Load a Bowl cooked up enough success to earn the judge’s best dish award, most sales award and people’s choice award at the inaugural Battle of the Food Trucks and International Food Festival, organized by the Hispanic American Chamber of Commerce-Central Texas.
Typically featuring one bowl with one flavor style at festivals and events, Load a Bowl food truck operators ran the full menu and sold out right before 5 p.m. Saturday, executive chef Tanner Byrd said.
“The menu is actually inspired because I grew up in Killeen around all the German influence, the Korean influence and all the different cultures that are here,” Byrd said.
Co-owner Kyle Tannery said they won their food truck when Byrd’s winning schnitzel sliders received a perfect score on the Food Network TV show.
New Killeen residents Roz Edwards and her 10-year-old son Gemini remember seeing the show.
Roz Edwards said they like watching food truck battles on television, which is why they attended Saturday’s event.
“He likes trying different things,” she said of her son.
Gemini said he gave thumbs up for Vietnamese sliders he tried from Central Texas College’s Culinary Club and the Russian Food truck’s fare, but the Hands Off My Funnel Cake truck was his favorite.
Killeen residents Perry, Angela and P.J. Snell were just getting their start on determining a favorite truck at 2 p.m. Saturday.
Angela Snell said they tried What About Wednesday’s, CTC’s sliders and Columbian Appetizer but also wanted to try Krab Kingz Seafood. Perry Snell was in the middle of trying a Samoan plate.
“It’s going to be a long day,” he said.
The day was also long one for judges Steve Harris, a former Killeen councilman; Abner Nito, an entrepreneur party mixer chosen as a judge from Facebook; Adrian Hazelwood, with Baylor Scott & White; and Terry Massey, with the Women’s Army Corps Veterans Association.
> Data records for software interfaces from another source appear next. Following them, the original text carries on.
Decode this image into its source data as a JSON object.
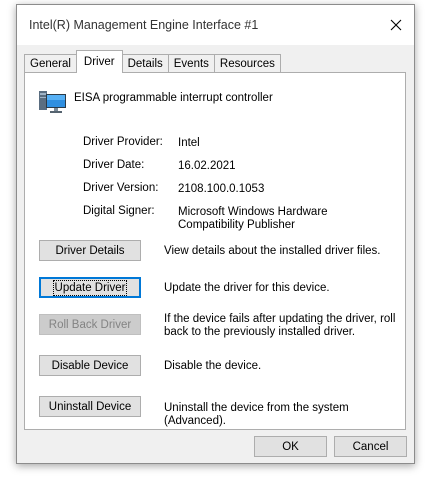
{
  "window": {
    "title": "Intel(R) Management Engine Interface #1"
  },
  "tabs": [
    {
      "label": "General"
    },
    {
      "label": "Driver"
    },
    {
      "label": "Details"
    },
    {
      "label": "Events"
    },
    {
      "label": "Resources"
    }
  ],
  "active_tab": "Driver",
  "device": {
    "name": "EISA programmable interrupt controller",
    "icon": "computer-monitor-icon"
  },
  "info": {
    "provider_label": "Driver Provider:",
    "provider_value": "Intel",
    "date_label": "Driver Date:",
    "date_value": "16.02.2021",
    "version_label": "Driver Version:",
    "version_value": "2108.100.0.1053",
    "signer_label": "Digital Signer:",
    "signer_value_line1": "Microsoft Windows Hardware",
    "signer_value_line2": "Compatibility Publisher"
  },
  "actions": {
    "details_label": "Driver Details",
    "details_desc": "View details about the installed driver files.",
    "update_label": "Update Driver",
    "update_desc": "Update the driver for this device.",
    "rollback_label": "Roll Back Driver",
    "rollback_desc_line1": "If the device fails after updating the driver, roll",
    "rollback_desc_line2": "back to the previously installed driver.",
    "disable_label": "Disable Device",
    "disable_desc": "Disable the device.",
    "uninstall_label": "Uninstall Device",
    "uninstall_desc": "Uninstall the device from the system (Advanced)."
  },
  "footer": {
    "ok_label": "OK",
    "cancel_label": "Cancel"
  },
  "colors": {
    "focus_border": "#0078d7",
    "window_bg": "#f0f0f0",
    "panel_bg": "#ffffff"
  }
}
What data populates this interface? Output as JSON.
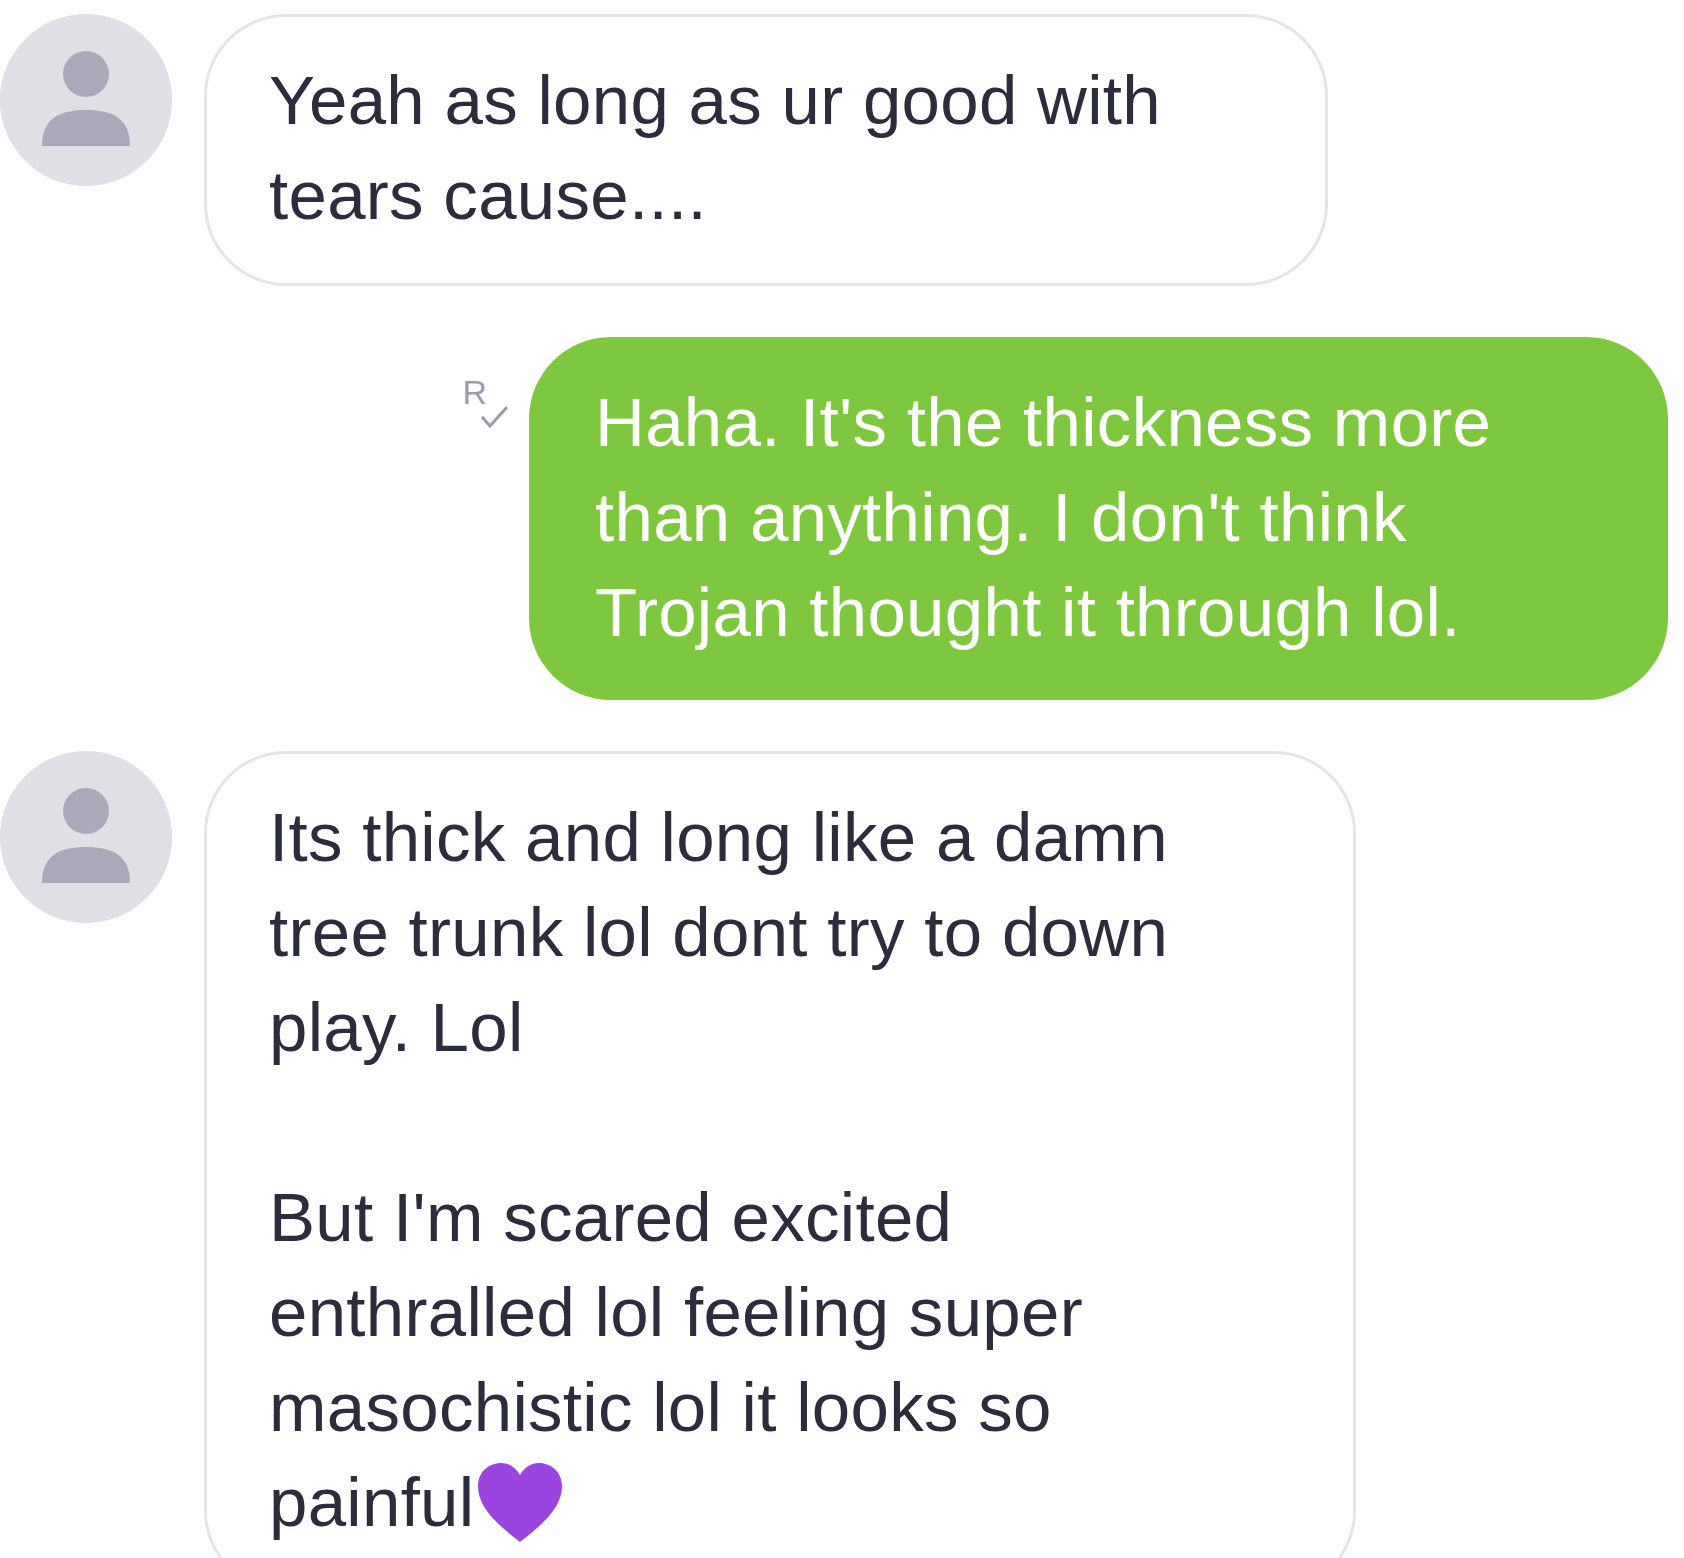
{
  "messages": [
    {
      "kind": "incoming",
      "paragraphs": [
        "Yeah as long as ur good with tears cause...."
      ]
    },
    {
      "kind": "outgoing",
      "receipt": "R",
      "paragraphs": [
        "Haha. It's the thickness more than anything. I don't think Trojan thought it through lol."
      ]
    },
    {
      "kind": "incoming",
      "paragraphs": [
        "Its thick and long like a damn tree trunk lol dont try to down play. Lol",
        "But I'm scared excited enthralled lol feeling super masochistic lol it looks so painful"
      ],
      "ends_with_heart": true
    }
  ]
}
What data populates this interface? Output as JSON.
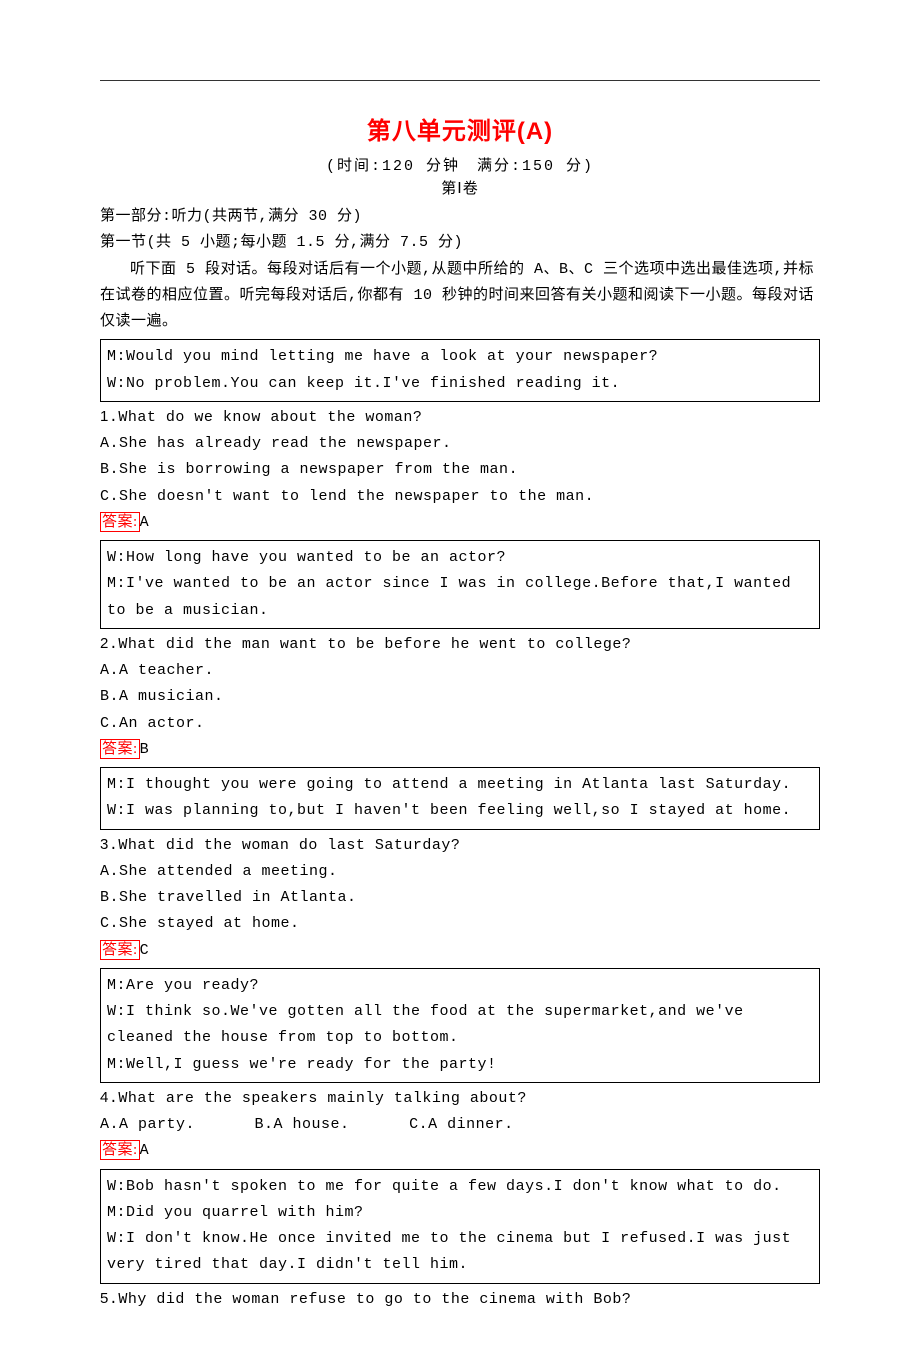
{
  "title": "第八单元测评(A)",
  "subtitle": "(时间:120 分钟　满分:150 分)",
  "paper_part": "第Ⅰ卷",
  "part1_header": "第一部分:听力(共两节,满分 30 分)",
  "section1_header": "第一节(共 5 小题;每小题 1.5 分,满分 7.5 分)",
  "instructions": "听下面 5 段对话。每段对话后有一个小题,从题中所给的 A、B、C 三个选项中选出最佳选项,并标在试卷的相应位置。听完每段对话后,你都有 10 秒钟的时间来回答有关小题和阅读下一小题。每段对话仅读一遍。",
  "d1_l1": "M:Would you mind letting me have a look at your newspaper?",
  "d1_l2": "W:No problem.You can keep it.I've finished reading it.",
  "q1_num": "1",
  "q1_text": ".What do we know about the woman?",
  "q1_a": "A.She has already read the newspaper.",
  "q1_b": "B.She is borrowing a newspaper from the man.",
  "q1_c": "C.She doesn't want to lend the newspaper to the man.",
  "ans_label": "答案:",
  "q1_ans": "A",
  "d2_l1": "W:How long have you wanted to be an actor?",
  "d2_l2": "M:I've wanted to be an actor since I was in college.Before that,I wanted to be a musician.",
  "q2_num": "2",
  "q2_text": ".What did the man want to be before he went to college?",
  "q2_a": "A.A teacher.",
  "q2_b": "B.A musician.",
  "q2_c": "C.An actor.",
  "q2_ans": "B",
  "d3_l1": "M:I thought you were going to attend a meeting in Atlanta last Saturday.",
  "d3_l2": "W:I was planning to,but I haven't been feeling well,so I stayed at home.",
  "q3_num": "3",
  "q3_text": ".What did the woman do last Saturday?",
  "q3_a": "A.She attended a meeting.",
  "q3_b": "B.She travelled in Atlanta.",
  "q3_c": "C.She stayed at home.",
  "q3_ans": "C",
  "d4_l1": "M:Are you ready?",
  "d4_l2": "W:I think so.We've gotten all the food at the supermarket,and we've cleaned the house from top to bottom.",
  "d4_l3": "M:Well,I guess we're ready for the party!",
  "q4_num": "4",
  "q4_text": ".What are the speakers mainly talking about?",
  "q4_a": "A.A party.",
  "q4_b": "B.A house.",
  "q4_c": "C.A dinner.",
  "q4_ans": "A",
  "d5_l1": "W:Bob hasn't spoken to me for quite a few days.I don't know what to do.",
  "d5_l2": "M:Did you quarrel with him?",
  "d5_l3": "W:I don't know.He once invited me to the cinema but I refused.I was just very tired that day.I didn't tell him.",
  "q5_num": "5",
  "q5_text": ".Why did the woman refuse to go to the cinema with Bob?"
}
“It’s tough,” Harris said, having sampled 12 of the 16 dishes. “Most everything is good, and some of it is outstanding.”
In addition to giving the judge’s choice award to Load a Bowl, judges named the Hotspot Grill as winner for having the best presentation. Local Guam food truck Fina’dene took second place for the people’s choice award.
Juan Rivera, chamber chairman and a Killeen councilman, said food truck owners can mark their calendars for next year’s battle.
“We’re looking to have one every single year,” Rivera said. “The chamber’s responsibility is enhancing small businesses.”
With an estimated 5,000 people attending Saturday’s event, Rivera said the most important thing was 50 percent of all proceeds from vendors’ participation goes to the Scott & White Healthcare Foundation and McLane Children’s Hospital Scott & White.
Jose Segarra, chairman of the chamber’s public relations committee and also a Killeen councilman, said Saturday’s event brought out 16 foot trucks and about 40 vendors.
“This is great for both the chamber and the city because we have the whole community out here supporting the vendors and the cause,” Segarra said.